Building Codes and Labels
The plan includes a commitment to review the building code, yet does not commit to a staged strengthening of codes towards high-performance buildings, like the BC Energy Step Code. Consultations on the building code took place in 2017 with suggested energy efficiency and climate adaptation improvements, yet these changes were never implemented. The plan might result in taking a fresh look at these improvements.
The plan also says the government will “work with the Ontario Real Estate Association to encourage the voluntary display of home energy efficiency information on real estate listings to better inform buyers and encourage energy-efficiency measures.” After leaving out the previous government’s consideration of requiring disclosing information on energy performance prior to the sale of the home, home energy labels are back on the agenda as a voluntary program. Ideally this initiative should move towards a mandatory standard. To smooth the way, new methods such as the use of predictive models could be explored to make home energy assessments quicker and easier.
The plan also provides support for the Green Button Standard for customer data access. It makes no mention of benchmarking large building energy performance.
While the details are not clear, the plan does mention support for vehicle electrification infrastructure and estimates that 16% of its reductions will come from low-carbon vehicles uptake. A further 15% of the reductions will come from “innovation”, which includes switching buildings from highly carbon-intensive fuels to electricity.
It should be noted that continued support for electricity conservation and demand management will be required to maintain Ontario’s low-carbon electricity advantage and to avoid unnecessary electricity generation costs. Ontario is projected to face a capacity shortage within five years when the Pickering nuclear plant closes and other plants are refurbished. Without conservation and demand management, Ontario will likely need to use more expensive and polluting natural gas. Increased electric energy efficiency can make room for greater electrification and manage these new loads in a more cost-effective and less polluting manner.
The plan calls for a continuation of a high-performance building automation strategy and ensuring government investments in its own buildings maximizes energy cost savings.

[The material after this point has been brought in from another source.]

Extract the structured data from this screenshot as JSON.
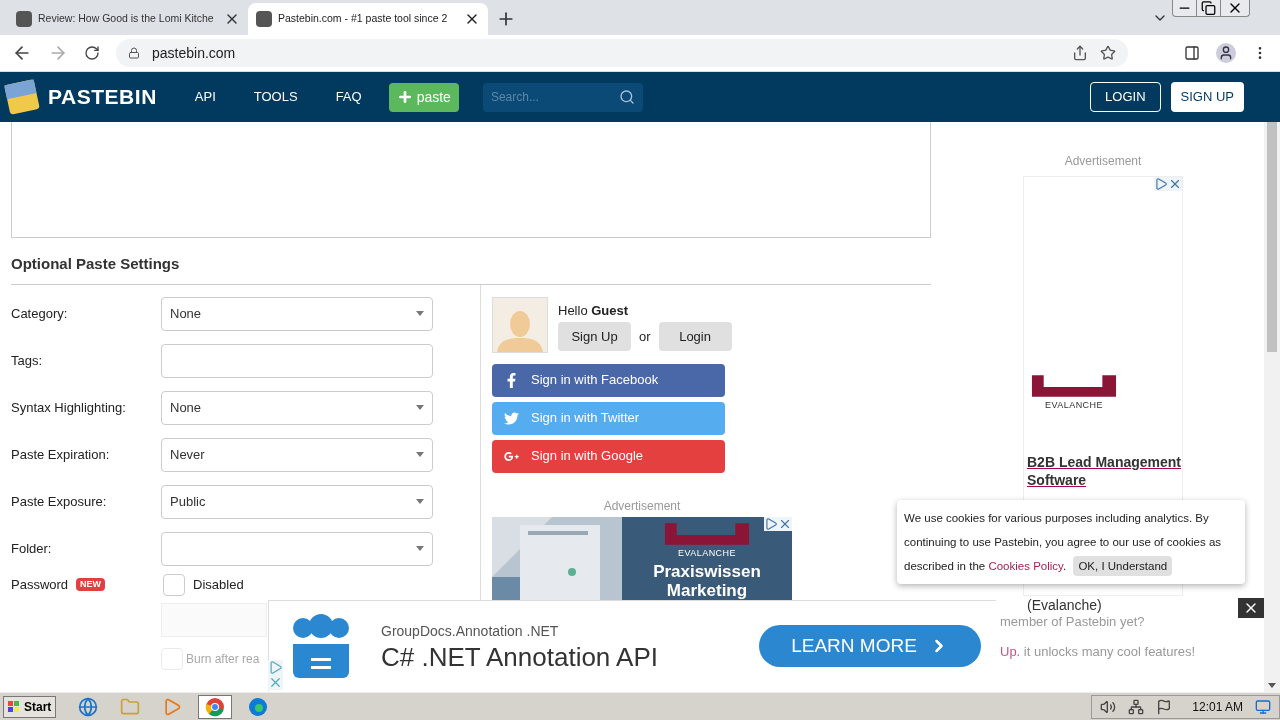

There is no mention of energy intensity targets for public sector buildings or mandatory energy reporting for public sector buildings. Neither is there mention of changing public sector borrowing requirements to enable contracts where loans are paid off with energy savings. These guaranteed energy performance contracts are examples of leveraging private capital. Thus changing policies within the public sector could complement the new Ontario Carbon Trust’s objectives.
The plan makes note of promoting water efficiency through measures that also save energy, such as standards for household fixtures, dishwashers, and washing machines. This could present an opportunity to increase awareness of the water-energy nexus. This should also include recognizing the large amount of water used in electricity generation.
The plan includes a section on the need to increase the resilience of buildings in the face of climate impacts. A further link could be drawn between efficiency and resilience. For example, more efficient buildings are able to maintain temperatures during energy disruptions, and reduced electricity demand increases reliability and adds to a system operator’s ability to respond to emergencies.
Did we miss anything? Drop us a line and let us know. The provincial policy scorecard we are currently developing will track these policies, provide a benchmark with other provinces, and help facilitate best practice sharing.